Although I believe these are totally normal thoughts, I must kick them to the curb.

I can reflect upon this gem of a mood booster: 

If books such as Reusing Old Graves, Why Cats Paint, Mommy Drinks Because You’re Bad (Arch Books – Quality Religious Books for Children), Make Your Own Sex Toys, The Bitch Who Forgot Birthdays, and the page turner Pole Dancing to Gospel Hymns can be published, then my book has a place in our world!

I remind myself that my book will be a worthwhile read. I’m writing for a niche market, with absolutely no aspirations of having it become a bestseller.

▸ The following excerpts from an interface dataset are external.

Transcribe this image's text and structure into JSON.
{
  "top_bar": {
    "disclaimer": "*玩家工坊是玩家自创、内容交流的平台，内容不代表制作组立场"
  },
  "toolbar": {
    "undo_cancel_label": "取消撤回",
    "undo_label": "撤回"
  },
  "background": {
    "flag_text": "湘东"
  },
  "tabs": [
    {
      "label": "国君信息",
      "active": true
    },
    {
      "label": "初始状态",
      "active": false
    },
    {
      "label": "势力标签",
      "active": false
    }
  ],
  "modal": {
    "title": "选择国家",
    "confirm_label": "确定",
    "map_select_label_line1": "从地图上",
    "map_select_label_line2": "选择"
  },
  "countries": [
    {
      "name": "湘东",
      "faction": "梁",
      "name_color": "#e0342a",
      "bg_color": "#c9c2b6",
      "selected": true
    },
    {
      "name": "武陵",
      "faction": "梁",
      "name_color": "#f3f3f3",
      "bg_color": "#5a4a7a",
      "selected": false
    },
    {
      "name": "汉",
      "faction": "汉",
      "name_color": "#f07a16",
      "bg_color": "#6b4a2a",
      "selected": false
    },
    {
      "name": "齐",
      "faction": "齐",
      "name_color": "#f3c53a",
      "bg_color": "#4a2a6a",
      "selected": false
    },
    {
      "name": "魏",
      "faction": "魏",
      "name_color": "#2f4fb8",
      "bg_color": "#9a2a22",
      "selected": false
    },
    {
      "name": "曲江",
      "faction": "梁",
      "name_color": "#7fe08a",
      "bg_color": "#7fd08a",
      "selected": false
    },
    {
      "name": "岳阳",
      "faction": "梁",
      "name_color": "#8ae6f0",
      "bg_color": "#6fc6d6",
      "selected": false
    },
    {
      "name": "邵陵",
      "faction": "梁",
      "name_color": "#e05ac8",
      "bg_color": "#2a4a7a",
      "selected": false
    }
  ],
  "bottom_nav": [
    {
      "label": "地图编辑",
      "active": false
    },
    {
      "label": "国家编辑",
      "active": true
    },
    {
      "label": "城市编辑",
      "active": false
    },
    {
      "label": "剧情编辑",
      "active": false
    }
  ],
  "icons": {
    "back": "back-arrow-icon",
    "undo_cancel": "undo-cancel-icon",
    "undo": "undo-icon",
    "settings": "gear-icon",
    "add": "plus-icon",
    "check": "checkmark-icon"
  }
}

Madeleine L’Engle said, “You must write the book that wants to be written…” and that’s exactly what I’m doing.

So what if there are trillions of books out in the world?

It’s okay.

So what if  countless writers possess such off-the-hook talent that I feel odious by comparison?

It’s okay.

It’s not easy being green, but at least I’m not alone…

* Lithium and tranylcypromine/Parnate (an MAOI, which stands for monoamine oxidase inhibitor)

 

 

Dyane’s memoir Birth of a New Brain – Healing from Postpartum Bipolar Disorder with a foreword by Dr. Walker Karraa (author of  Transformed by Postpartum Depression: Women’s Stories of Trauma and Growth) will be published by Post Hill Press in Fall, 2016.